When a line of the material has the word "lines" in it, copy that line.

──────────────────────────────

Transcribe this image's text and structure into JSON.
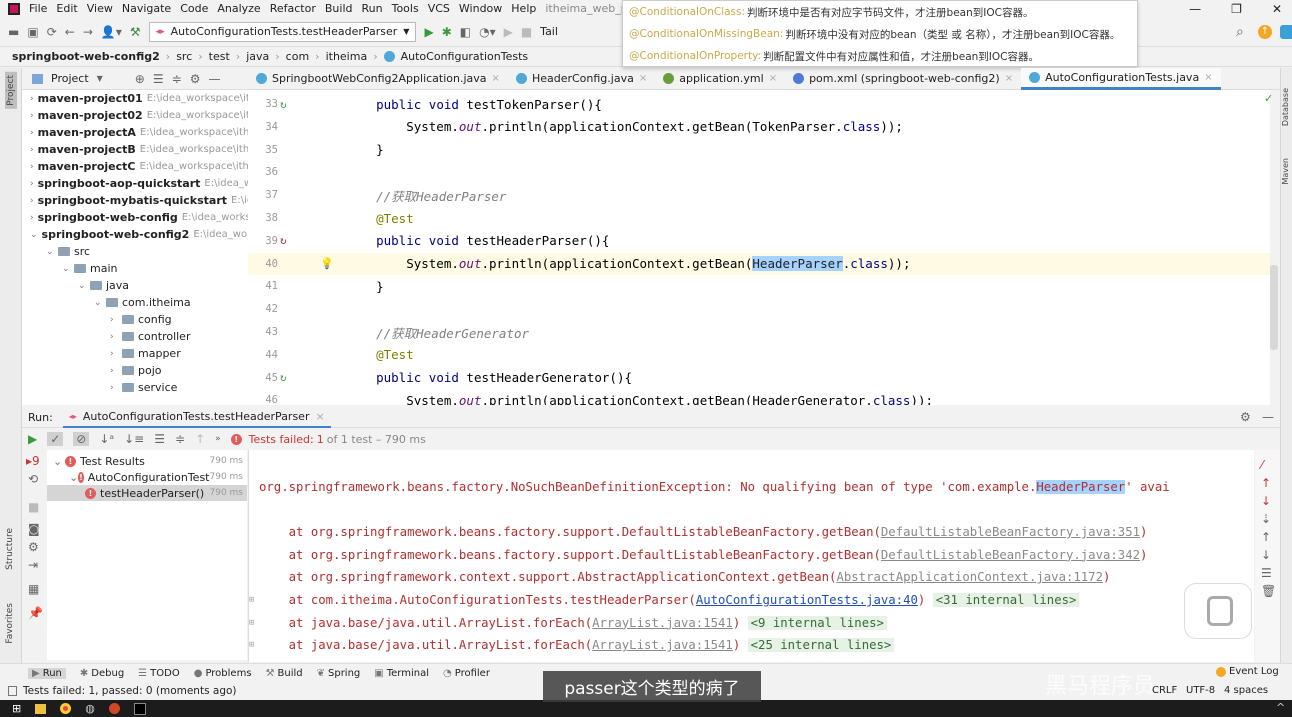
{
  "menu": [
    "File",
    "Edit",
    "View",
    "Navigate",
    "Code",
    "Analyze",
    "Refactor",
    "Build",
    "Run",
    "Tools",
    "VCS",
    "Window",
    "Help"
  ],
  "window_title": "itheima_web_pr",
  "toolbar": {
    "run_config": "AutoConfigurationTests.testHeaderParser",
    "tail": "Tail"
  },
  "breadcrumb": [
    "springboot-web-config2",
    "src",
    "test",
    "java",
    "com",
    "itheima",
    "AutoConfigurationTests"
  ],
  "tooltip": [
    {
      "ann": "@ConditionalOnClass:",
      "text": "判断环境中是否有对应字节码文件，才注册bean到IOC容器。"
    },
    {
      "ann": "@ConditionalOnMissingBean:",
      "text": "判断环境中没有对应的bean（类型 或 名称），才注册bean到IOC容器。"
    },
    {
      "ann": "@ConditionalOnProperty:",
      "text": "判断配置文件中有对应属性和值，才注册bean到IOC容器。"
    }
  ],
  "project": {
    "title": "Project",
    "stripe_label": "Project",
    "items": [
      {
        "name": "maven-project01",
        "path": "E:\\idea_workspace\\ith",
        "level": 0,
        "kind": "module"
      },
      {
        "name": "maven-project02",
        "path": "E:\\idea_workspace\\ith",
        "level": 0,
        "kind": "module"
      },
      {
        "name": "maven-projectA",
        "path": "E:\\idea_workspace\\ith",
        "level": 0,
        "kind": "module"
      },
      {
        "name": "maven-projectB",
        "path": "E:\\idea_workspace\\ith",
        "level": 0,
        "kind": "module"
      },
      {
        "name": "maven-projectC",
        "path": "E:\\idea_workspace\\ith",
        "level": 0,
        "kind": "module"
      },
      {
        "name": "springboot-aop-quickstart",
        "path": "E:\\idea_wor",
        "level": 0,
        "kind": "module"
      },
      {
        "name": "springboot-mybatis-quickstart",
        "path": "E:\\idea",
        "level": 0,
        "kind": "module"
      },
      {
        "name": "springboot-web-config",
        "path": "E:\\idea_worksp",
        "level": 0,
        "kind": "module"
      },
      {
        "name": "springboot-web-config2",
        "path": "E:\\idea_works",
        "level": 0,
        "kind": "module",
        "open": true
      },
      {
        "name": "src",
        "path": "",
        "level": 1,
        "kind": "folder",
        "open": true
      },
      {
        "name": "main",
        "path": "",
        "level": 2,
        "kind": "folder",
        "open": true
      },
      {
        "name": "java",
        "path": "",
        "level": 3,
        "kind": "folder",
        "open": true
      },
      {
        "name": "com.itheima",
        "path": "",
        "level": 4,
        "kind": "folder",
        "open": true
      },
      {
        "name": "config",
        "path": "",
        "level": 5,
        "kind": "folder"
      },
      {
        "name": "controller",
        "path": "",
        "level": 5,
        "kind": "folder"
      },
      {
        "name": "mapper",
        "path": "",
        "level": 5,
        "kind": "folder"
      },
      {
        "name": "pojo",
        "path": "",
        "level": 5,
        "kind": "folder"
      },
      {
        "name": "service",
        "path": "",
        "level": 5,
        "kind": "folder"
      }
    ]
  },
  "tabs": [
    {
      "label": "SpringbootWebConfig2Application.java"
    },
    {
      "label": "HeaderConfig.java"
    },
    {
      "label": "application.yml"
    },
    {
      "label": "pom.xml (springboot-web-config2)"
    },
    {
      "label": "AutoConfigurationTests.java",
      "active": true
    }
  ],
  "code": [
    {
      "n": "33",
      "icon": "run",
      "t": [
        [
          "    ",
          "pl"
        ],
        [
          "public void ",
          "kw"
        ],
        [
          "testTokenParser",
          "fn"
        ],
        [
          "(){",
          "pl"
        ]
      ]
    },
    {
      "n": "34",
      "t": [
        [
          "        System.",
          "pl"
        ],
        [
          "out",
          "it"
        ],
        [
          ".println(applicationContext.getBean(TokenParser.",
          "pl"
        ],
        [
          "class",
          "kw"
        ],
        [
          "));",
          "pl"
        ]
      ]
    },
    {
      "n": "35",
      "t": [
        [
          "    }",
          "pl"
        ]
      ]
    },
    {
      "n": "36",
      "t": []
    },
    {
      "n": "37",
      "t": [
        [
          "    //获取HeaderParser",
          "cm"
        ]
      ]
    },
    {
      "n": "38",
      "t": [
        [
          "    @Test",
          "an"
        ]
      ]
    },
    {
      "n": "39",
      "icon": "fail",
      "t": [
        [
          "    ",
          "pl"
        ],
        [
          "public void ",
          "kw"
        ],
        [
          "testHeaderParser",
          "fn"
        ],
        [
          "(){",
          "pl"
        ]
      ]
    },
    {
      "n": "40",
      "icon": "bulb",
      "cur": true,
      "t": [
        [
          "        System.",
          "pl"
        ],
        [
          "out",
          "it"
        ],
        [
          ".println(applicationContext.getBean(",
          "pl"
        ],
        [
          "HeaderParser",
          "hl"
        ],
        [
          ".",
          "pl"
        ],
        [
          "class",
          "kw"
        ],
        [
          "));",
          "pl"
        ]
      ]
    },
    {
      "n": "41",
      "t": [
        [
          "    }",
          "pl"
        ]
      ]
    },
    {
      "n": "42",
      "t": []
    },
    {
      "n": "43",
      "t": [
        [
          "    //获取HeaderGenerator",
          "cm"
        ]
      ]
    },
    {
      "n": "44",
      "t": [
        [
          "    @Test",
          "an"
        ]
      ]
    },
    {
      "n": "45",
      "icon": "run",
      "t": [
        [
          "    ",
          "pl"
        ],
        [
          "public void ",
          "kw"
        ],
        [
          "testHeaderGenerator",
          "fn"
        ],
        [
          "(){",
          "pl"
        ]
      ]
    },
    {
      "n": "46",
      "t": [
        [
          "        System.",
          "pl"
        ],
        [
          "out",
          "it"
        ],
        [
          ".println(applicationContext.getBean(HeaderGenerator.",
          "pl"
        ],
        [
          "class",
          "kw"
        ],
        [
          "));",
          "pl"
        ]
      ]
    }
  ],
  "run": {
    "label": "Run:",
    "tab": "AutoConfigurationTests.testHeaderParser",
    "summary_prefix": "Tests failed:",
    "summary_count": "1",
    "summary_rest": "of 1 test – 790 ms",
    "tree": [
      {
        "label": "Test Results",
        "time": "790 ms",
        "level": 0
      },
      {
        "label": "AutoConfigurationTest",
        "time": "790 ms",
        "level": 1
      },
      {
        "label": "testHeaderParser()",
        "time": "790 ms",
        "level": 2,
        "selected": true
      }
    ],
    "console": [
      {
        "t": [
          [
            "org.springframework.beans.factory.NoSuchBeanDefinitionException: No qualifying bean of type 'com.example.",
            ""
          ],
          [
            "HeaderParser",
            "hl"
          ],
          [
            "' avai",
            ""
          ]
        ]
      },
      {
        "t": []
      },
      {
        "t": [
          [
            "    at org.springframework.beans.factory.support.DefaultListableBeanFactory.getBean(",
            ""
          ],
          [
            "DefaultListableBeanFactory.java:351",
            "lk"
          ],
          [
            ")",
            ""
          ]
        ]
      },
      {
        "t": [
          [
            "    at org.springframework.beans.factory.support.DefaultListableBeanFactory.getBean(",
            ""
          ],
          [
            "DefaultListableBeanFactory.java:342",
            "lk"
          ],
          [
            ")",
            ""
          ]
        ]
      },
      {
        "t": [
          [
            "    at org.springframework.context.support.AbstractApplicationContext.getBean(",
            ""
          ],
          [
            "AbstractApplicationContext.java:1172",
            "lk"
          ],
          [
            ")",
            ""
          ]
        ]
      },
      {
        "t": [
          [
            "    at com.itheima.AutoConfigurationTests.testHeaderParser(",
            ""
          ],
          [
            "AutoConfigurationTests.java:40",
            "lk2"
          ],
          [
            ") ",
            ""
          ],
          [
            "<31 internal lines>",
            "il"
          ]
        ]
      },
      {
        "t": [
          [
            "    at java.base/java.util.ArrayList.forEach(",
            ""
          ],
          [
            "ArrayList.java:1541",
            "lk"
          ],
          [
            ") ",
            ""
          ],
          [
            "<9 internal lines>",
            "il"
          ]
        ]
      },
      {
        "t": [
          [
            "    at java.base/java.util.ArrayList.forEach(",
            ""
          ],
          [
            "ArrayList.java:1541",
            "lk"
          ],
          [
            ") ",
            ""
          ],
          [
            "<25 internal lines>",
            "il"
          ]
        ]
      }
    ]
  },
  "toolwindows": [
    "Run",
    "Debug",
    "TODO",
    "Problems",
    "Build",
    "Spring",
    "Terminal",
    "Profiler"
  ],
  "left_stripe": [
    "Structure",
    "Favorites"
  ],
  "right_stripe": [
    "Database",
    "Maven"
  ],
  "status": {
    "text": "Tests failed: 1, passed: 0 (moments ago)",
    "event_log": "Event Log",
    "crlf": "CRLF",
    "encoding": "UTF-8",
    "indent": "4 spaces"
  },
  "subtitle": "passer这个类型的病了",
  "watermark": "黑马程序员",
  "colors": {
    "accent": "#4083c9",
    "error": "#e55b5b",
    "console_error": "#b03030"
  }
}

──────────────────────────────

-- Task solution --
            "<31 internal lines>",
            "<9 internal lines>",
            "<25 internal lines>",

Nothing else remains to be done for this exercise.